- **Data shown**
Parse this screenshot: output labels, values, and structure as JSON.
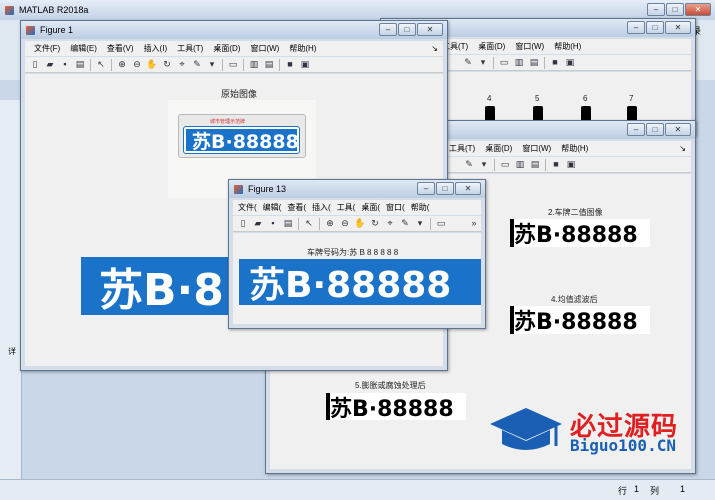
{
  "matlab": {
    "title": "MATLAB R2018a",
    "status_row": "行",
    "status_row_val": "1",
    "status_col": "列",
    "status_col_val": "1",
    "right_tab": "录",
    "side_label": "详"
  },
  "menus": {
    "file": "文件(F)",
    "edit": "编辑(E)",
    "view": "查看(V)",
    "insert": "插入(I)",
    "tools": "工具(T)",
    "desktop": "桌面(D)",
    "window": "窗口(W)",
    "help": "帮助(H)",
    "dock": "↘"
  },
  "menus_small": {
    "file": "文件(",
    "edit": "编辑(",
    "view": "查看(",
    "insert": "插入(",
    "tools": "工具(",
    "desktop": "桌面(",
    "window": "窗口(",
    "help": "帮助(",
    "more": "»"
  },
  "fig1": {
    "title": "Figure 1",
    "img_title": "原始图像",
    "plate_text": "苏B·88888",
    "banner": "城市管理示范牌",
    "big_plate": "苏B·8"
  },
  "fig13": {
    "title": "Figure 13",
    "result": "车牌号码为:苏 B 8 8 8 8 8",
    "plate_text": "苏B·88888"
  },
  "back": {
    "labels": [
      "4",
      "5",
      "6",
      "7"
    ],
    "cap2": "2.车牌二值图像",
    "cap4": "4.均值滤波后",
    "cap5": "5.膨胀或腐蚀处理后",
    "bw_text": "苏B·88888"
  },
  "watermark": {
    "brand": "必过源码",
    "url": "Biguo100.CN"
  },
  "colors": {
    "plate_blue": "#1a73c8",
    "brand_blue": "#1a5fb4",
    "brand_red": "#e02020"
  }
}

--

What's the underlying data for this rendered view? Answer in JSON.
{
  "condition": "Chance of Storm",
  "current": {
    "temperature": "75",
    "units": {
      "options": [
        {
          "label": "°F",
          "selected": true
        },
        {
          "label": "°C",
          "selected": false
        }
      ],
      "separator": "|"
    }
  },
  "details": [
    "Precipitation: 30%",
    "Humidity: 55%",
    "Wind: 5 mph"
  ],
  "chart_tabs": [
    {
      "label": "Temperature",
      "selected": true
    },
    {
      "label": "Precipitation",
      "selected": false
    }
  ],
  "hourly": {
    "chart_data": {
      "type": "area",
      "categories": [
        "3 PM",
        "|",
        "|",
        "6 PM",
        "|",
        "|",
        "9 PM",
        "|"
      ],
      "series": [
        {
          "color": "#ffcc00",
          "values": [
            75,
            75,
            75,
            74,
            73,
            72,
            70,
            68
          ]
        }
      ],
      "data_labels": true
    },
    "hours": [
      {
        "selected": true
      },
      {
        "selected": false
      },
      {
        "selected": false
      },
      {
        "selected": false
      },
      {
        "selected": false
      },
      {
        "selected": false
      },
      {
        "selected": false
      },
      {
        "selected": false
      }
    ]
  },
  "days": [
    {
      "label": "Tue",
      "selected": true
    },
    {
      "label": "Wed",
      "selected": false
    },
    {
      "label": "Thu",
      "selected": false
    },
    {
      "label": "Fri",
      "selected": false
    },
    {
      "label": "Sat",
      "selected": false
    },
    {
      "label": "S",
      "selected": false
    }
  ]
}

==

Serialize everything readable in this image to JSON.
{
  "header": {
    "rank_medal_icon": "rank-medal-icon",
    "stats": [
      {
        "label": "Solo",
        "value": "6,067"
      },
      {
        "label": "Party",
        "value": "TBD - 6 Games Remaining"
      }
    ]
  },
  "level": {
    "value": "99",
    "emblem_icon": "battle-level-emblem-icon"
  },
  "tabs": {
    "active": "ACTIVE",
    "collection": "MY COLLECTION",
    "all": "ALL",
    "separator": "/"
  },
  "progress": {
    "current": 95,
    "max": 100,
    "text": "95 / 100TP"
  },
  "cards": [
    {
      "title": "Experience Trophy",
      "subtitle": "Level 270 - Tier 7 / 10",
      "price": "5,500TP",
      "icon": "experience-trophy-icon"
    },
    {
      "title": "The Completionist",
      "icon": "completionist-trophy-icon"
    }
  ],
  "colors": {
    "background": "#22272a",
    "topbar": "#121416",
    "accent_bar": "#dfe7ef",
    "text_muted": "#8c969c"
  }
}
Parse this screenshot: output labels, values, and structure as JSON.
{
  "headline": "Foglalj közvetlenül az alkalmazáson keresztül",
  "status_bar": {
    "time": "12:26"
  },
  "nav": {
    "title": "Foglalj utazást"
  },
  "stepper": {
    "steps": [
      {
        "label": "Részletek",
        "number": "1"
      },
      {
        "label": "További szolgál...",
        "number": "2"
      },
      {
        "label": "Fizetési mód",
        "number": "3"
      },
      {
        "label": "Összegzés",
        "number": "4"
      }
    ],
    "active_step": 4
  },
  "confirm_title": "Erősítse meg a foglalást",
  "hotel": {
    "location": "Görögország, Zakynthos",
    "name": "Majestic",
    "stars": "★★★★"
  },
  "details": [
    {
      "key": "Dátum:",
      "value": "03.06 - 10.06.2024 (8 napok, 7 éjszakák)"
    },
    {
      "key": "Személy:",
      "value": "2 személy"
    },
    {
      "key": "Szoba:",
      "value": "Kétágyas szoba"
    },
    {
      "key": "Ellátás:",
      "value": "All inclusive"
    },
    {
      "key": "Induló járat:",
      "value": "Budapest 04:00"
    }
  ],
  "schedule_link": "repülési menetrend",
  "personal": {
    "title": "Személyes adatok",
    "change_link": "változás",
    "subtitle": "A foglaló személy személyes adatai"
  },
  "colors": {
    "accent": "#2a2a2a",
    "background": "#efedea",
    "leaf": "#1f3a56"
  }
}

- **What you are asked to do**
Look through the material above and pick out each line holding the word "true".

- **Answer box**
          "selected": true
      "selected": true
      "data_labels": true
        "selected": true
      "selected": true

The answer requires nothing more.